Any doubt remaining after Butler as to the scope of the General Welfare Clause was dispelled a year later in Helvering. There the Court defended the constitutionality of the 1935 Social Security Act, requiring only that welfare spending be for the common benefit as distinguished from some mere local purpose. Justice Benjamin Cardozo summed up what has become controlling doctrine ever since: “Nor is the concept of the general welfare static…. What is critical or urgent changes with the times.”
Nevertheless, the American population was forced into a Ponzi scheme called Social Security and an equally reprehensible health care system forever dividing classes of people known as Medicare and Medicaid. Not to mention what affronts the population today. Following FDR, we have Lyndon Baines Johnson (LBJ) with the “War on Poverty”, and the continuing onslaught of other Progressive schemes. This takes us to 1969 and the additional misconceptions pushed forward by the Liberals and Progressives ever since. The one thing you will note is none of these were won in a fair contest but always after ramming through the unpopular under a guise of “People’s needs”, “the War on Poverty”, or something else sounding noble with socialist intents.

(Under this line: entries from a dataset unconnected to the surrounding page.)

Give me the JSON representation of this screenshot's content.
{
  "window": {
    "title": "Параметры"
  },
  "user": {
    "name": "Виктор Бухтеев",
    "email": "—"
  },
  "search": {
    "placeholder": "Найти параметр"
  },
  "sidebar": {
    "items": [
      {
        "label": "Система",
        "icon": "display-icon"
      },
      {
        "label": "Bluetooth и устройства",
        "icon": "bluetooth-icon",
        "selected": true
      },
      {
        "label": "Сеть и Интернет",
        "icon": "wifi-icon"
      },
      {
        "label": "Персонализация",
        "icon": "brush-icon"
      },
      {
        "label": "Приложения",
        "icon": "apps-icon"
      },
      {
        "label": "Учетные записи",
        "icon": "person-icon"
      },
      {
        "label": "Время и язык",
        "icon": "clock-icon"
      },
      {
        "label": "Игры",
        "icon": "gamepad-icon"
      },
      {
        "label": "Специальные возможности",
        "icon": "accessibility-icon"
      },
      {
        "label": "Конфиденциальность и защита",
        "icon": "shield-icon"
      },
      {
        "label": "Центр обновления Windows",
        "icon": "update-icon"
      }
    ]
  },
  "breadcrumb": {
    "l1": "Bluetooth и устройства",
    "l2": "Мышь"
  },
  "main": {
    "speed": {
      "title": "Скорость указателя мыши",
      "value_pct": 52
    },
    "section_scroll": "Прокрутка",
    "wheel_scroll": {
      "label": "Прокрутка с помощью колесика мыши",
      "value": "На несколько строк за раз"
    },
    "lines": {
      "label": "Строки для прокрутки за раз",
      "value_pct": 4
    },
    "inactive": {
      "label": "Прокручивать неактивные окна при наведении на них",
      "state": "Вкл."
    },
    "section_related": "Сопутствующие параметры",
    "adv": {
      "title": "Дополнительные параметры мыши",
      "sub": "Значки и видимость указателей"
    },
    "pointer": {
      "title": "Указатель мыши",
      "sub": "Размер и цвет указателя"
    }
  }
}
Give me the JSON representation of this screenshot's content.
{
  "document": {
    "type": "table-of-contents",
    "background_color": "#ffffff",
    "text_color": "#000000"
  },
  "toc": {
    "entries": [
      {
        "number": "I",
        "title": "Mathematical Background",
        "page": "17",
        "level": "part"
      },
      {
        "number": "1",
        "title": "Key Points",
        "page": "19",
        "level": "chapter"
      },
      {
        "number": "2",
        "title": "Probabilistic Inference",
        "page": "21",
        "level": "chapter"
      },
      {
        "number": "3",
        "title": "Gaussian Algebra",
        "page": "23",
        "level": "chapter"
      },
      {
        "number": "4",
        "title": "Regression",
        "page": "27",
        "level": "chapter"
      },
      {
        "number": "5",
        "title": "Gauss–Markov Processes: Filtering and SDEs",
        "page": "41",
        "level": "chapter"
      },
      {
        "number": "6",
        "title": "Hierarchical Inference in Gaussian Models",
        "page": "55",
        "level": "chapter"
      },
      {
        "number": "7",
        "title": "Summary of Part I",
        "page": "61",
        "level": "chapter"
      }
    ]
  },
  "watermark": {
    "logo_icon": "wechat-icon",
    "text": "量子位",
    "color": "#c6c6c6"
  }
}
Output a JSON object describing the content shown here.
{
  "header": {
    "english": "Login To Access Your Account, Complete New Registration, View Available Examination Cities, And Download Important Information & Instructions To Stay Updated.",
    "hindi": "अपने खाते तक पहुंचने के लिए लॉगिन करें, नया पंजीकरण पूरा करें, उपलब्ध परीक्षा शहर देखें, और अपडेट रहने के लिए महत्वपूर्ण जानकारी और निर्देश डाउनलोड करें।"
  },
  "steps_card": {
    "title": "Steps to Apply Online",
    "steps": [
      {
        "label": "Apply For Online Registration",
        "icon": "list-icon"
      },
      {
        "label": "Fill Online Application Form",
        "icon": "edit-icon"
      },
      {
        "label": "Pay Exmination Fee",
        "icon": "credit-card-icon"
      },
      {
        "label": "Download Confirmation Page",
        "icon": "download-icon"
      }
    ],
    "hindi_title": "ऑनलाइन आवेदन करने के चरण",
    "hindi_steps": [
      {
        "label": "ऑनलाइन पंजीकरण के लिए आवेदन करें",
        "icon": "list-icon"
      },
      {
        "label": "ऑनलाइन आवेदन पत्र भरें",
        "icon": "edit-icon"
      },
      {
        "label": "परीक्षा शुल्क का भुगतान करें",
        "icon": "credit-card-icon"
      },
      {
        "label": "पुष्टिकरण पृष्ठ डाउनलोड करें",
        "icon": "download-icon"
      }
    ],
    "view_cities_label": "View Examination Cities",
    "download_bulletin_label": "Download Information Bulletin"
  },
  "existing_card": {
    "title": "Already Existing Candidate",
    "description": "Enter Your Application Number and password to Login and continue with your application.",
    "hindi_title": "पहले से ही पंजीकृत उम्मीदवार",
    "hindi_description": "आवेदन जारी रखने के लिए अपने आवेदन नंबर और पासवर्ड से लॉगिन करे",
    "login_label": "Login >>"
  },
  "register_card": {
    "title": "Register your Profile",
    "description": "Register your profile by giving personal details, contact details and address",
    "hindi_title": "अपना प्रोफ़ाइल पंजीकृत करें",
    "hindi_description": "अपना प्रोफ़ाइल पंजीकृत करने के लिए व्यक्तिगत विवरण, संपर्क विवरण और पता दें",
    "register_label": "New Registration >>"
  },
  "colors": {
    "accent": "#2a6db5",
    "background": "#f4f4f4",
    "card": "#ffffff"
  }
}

In Closing I have two quotes for the readers to contemplate before response:
Former slave Frederick Douglass advised: “Find out just what people will submit to and you have found out the exact amount of injustice and wrong which will be imposed upon them. … The limits of tyrants are prescribed by the endurance of those whom they oppress.”
‘If you compare the vision of our nation’s founders to the behavior of today’s Congress, White House and U.S. Supreme Court, you would have to conclude that there is no longer rule of law where there is a set of general rules applicable to all persons. Today, we are commanded by legislative thugs who, with Supreme Court sanction, issue orders commanding particular people to do particular things. Most Americans neither understand nor appreciate the spirit and letter of the Constitution and accept Congress’ arbitrary orders and privileges based upon status.’
–Walter E. Williams